- Setting the scene: even before the communication starts, the way in which a person is greeted conveys respect;
- Making eye-contact is crucial; facial expressions, nods and grunts also provide physical evidence of being attended to;
- Removing barriers such as desks, equipment and papers and sitting at the same level and
- Avoiding distracters such as bleeps and telephones.
Listening is a complex activity. It includes:
- Giving attention;
- Receiving information;
- Taking in the thoughts and feelings conveyed;
- Interpreting behaviour;
- Noticing key points and themes;
- Checking that you have heard and understood correctly.
The focus remains on the speaker when the listener reflects back what has been heard. Restatements, paraphrasing and summarising the messages received form an important part of the process for several reasons:
- The speaker is assured of your understanding;
- If you have got it wrong, the speaker can correct you;
- The speaker can hear the effect of what they are saying.
Listening involves considerable self-discipline. It means suspending your own assumptions, judgements, advice and solutions. It may also mean tolerating silence, allowing the speaker time and space to gather thoughts and give expression to feelings.
While active listening forms the cornerstone of bereavement support, to facilitate the expression of the disordered thoughts and feelings of grief, other approaches may be required for ongoing support. More directive strategies may also be indicated when the bereaved person finds it difficult to talk, or when uncompleted mourning tasks have been identified.
Some people welcome invitations to talk about their loved one, particularly if they have been discouraged from doing so by others. Open questions about the child might be:
‘Can you tell me more about?’
‘What sort of child was he/she?’
‘What are your special memories?’
Photographs and mementoes provide a fund of recollections and a genuine interest in sharing them encourages warmth and trust.
Bereavement is made up of many little good-byes and it may be appropriate to construct together some private rituals to help the bereaved deal with difficult memories. For instance, a parent at the Alder Centre requested help with revisiting the road junction where her daughter had been killed years previously. Another parent helped her child grieve for a friend, whose funeral they had been unable to attend, by releasing helium balloons with goodbye messages on them.
For many parents and siblings, writing becomes an important (healing) tool. When such writing can be shared, it is a powerful communicator of inner feelings.

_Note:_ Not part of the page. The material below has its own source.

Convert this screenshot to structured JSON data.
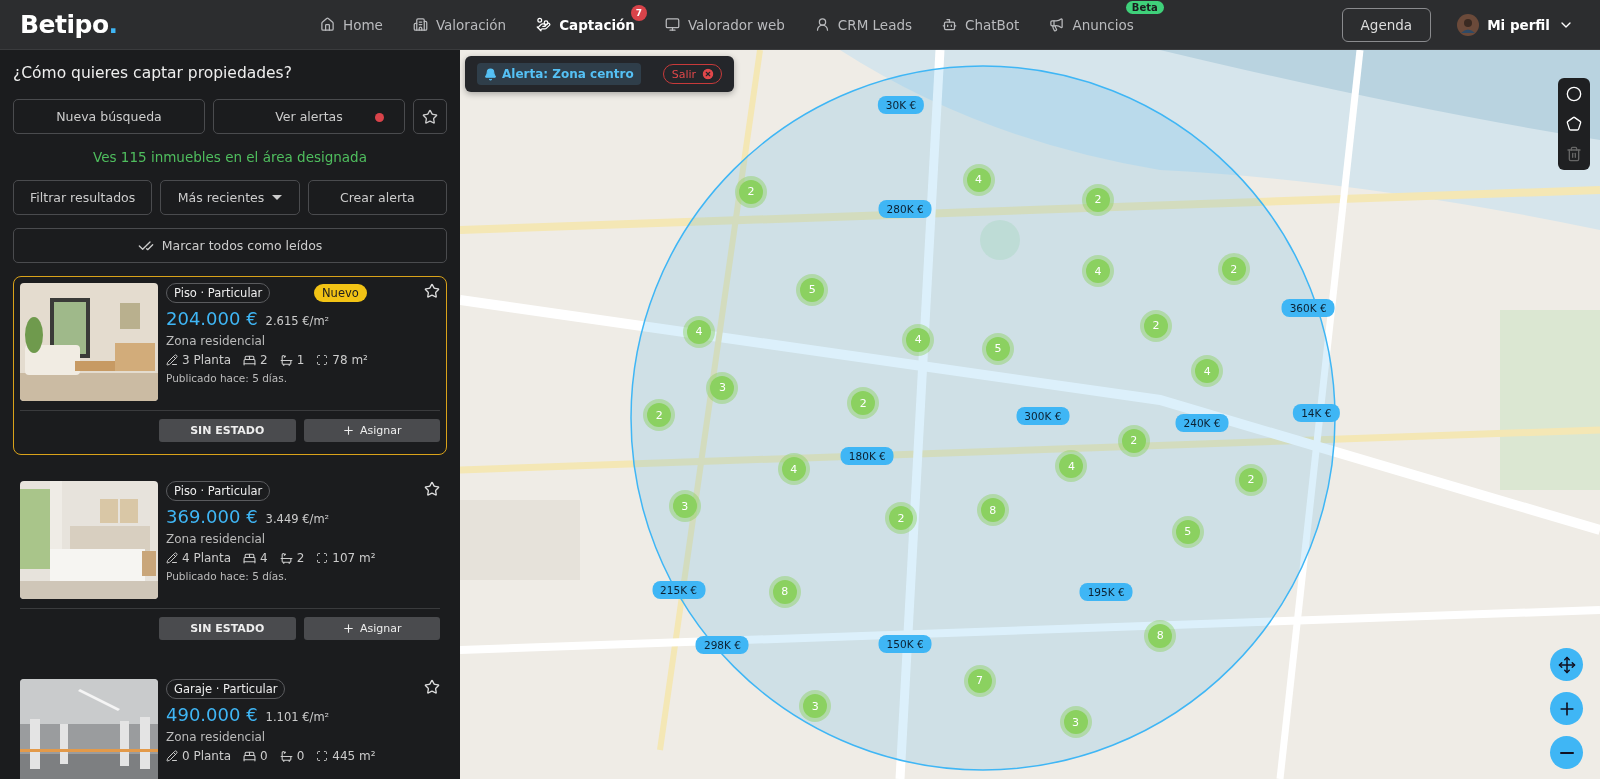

For those who are anguished by things left unsaid to the child, the device of writing a letter, addressed as it were to the child, can be liberating.
Alternatively, an audio tape could be made, with messages interspersed with favourite music.
Photographs, keepsakes, written memories, pictures of favourite TV shows can all contribute to an album of memories.
Last reviewed: 28/1/23